Comment: In his book Management of the Absurd, Richard Farson claims that man is inherently absurd. But modern management systems are based on the fact that rational thinking prevails in man and, in general, we can overcome absurdity. Farson argues that we can hardly overcome this absurdity.
My Response: I agree that man is absurd because he is an egoist and subconsciously turns everything around in a way that is as if beneficial to him. “As if” because he is deceived, but cannot control it. After all, our egoism, the desire to enjoy ourselves, in order to better settle down and justify ourselves subconsciously works in us at all levels.
This is our nature. Therefore, we can never act objectively, optimally, with the benefit of our work for the collective for any set goal. We will always subconsciously take into account our individual egoistic goals. Therefore, the claim that a person can set and perform tasks correctly is very relative.
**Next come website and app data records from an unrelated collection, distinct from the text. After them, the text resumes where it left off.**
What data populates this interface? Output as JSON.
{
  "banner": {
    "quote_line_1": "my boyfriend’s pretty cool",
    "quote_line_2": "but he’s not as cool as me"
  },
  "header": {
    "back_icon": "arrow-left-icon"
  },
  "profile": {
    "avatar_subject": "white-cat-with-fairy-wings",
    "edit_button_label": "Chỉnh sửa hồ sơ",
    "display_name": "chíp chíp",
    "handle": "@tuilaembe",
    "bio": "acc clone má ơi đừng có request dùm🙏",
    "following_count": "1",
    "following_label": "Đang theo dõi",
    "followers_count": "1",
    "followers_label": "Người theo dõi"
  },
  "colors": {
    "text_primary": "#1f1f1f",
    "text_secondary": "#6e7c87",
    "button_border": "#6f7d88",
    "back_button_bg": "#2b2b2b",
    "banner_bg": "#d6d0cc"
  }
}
Maybe this is what is absurd.
But when a person can connect with others in such a way that he loses his “I” and “we” arises instead, then indeed, this “we” begins to solve very serious issues in accordance with the common nature, which is absolutely integral, completely interconnected, and represents a single system.
Then “we” is any management group, for example, what we call a ten, i.e., an optimal assembly of people that has merged into one single “I,” can really set tasks, optimally perform them, and achieve the set goal.
How? This group will penetrate into nature deeper and deeper, and will see and feel to what extent the results of its actions are good for the whole organism, society, and the state. After all, if you solve a problem proceeding from the integral formulation of the question, then it can never be solved to the detriment of anyone: either the state or society or any organism.
From KabTV’s “The Science of Management”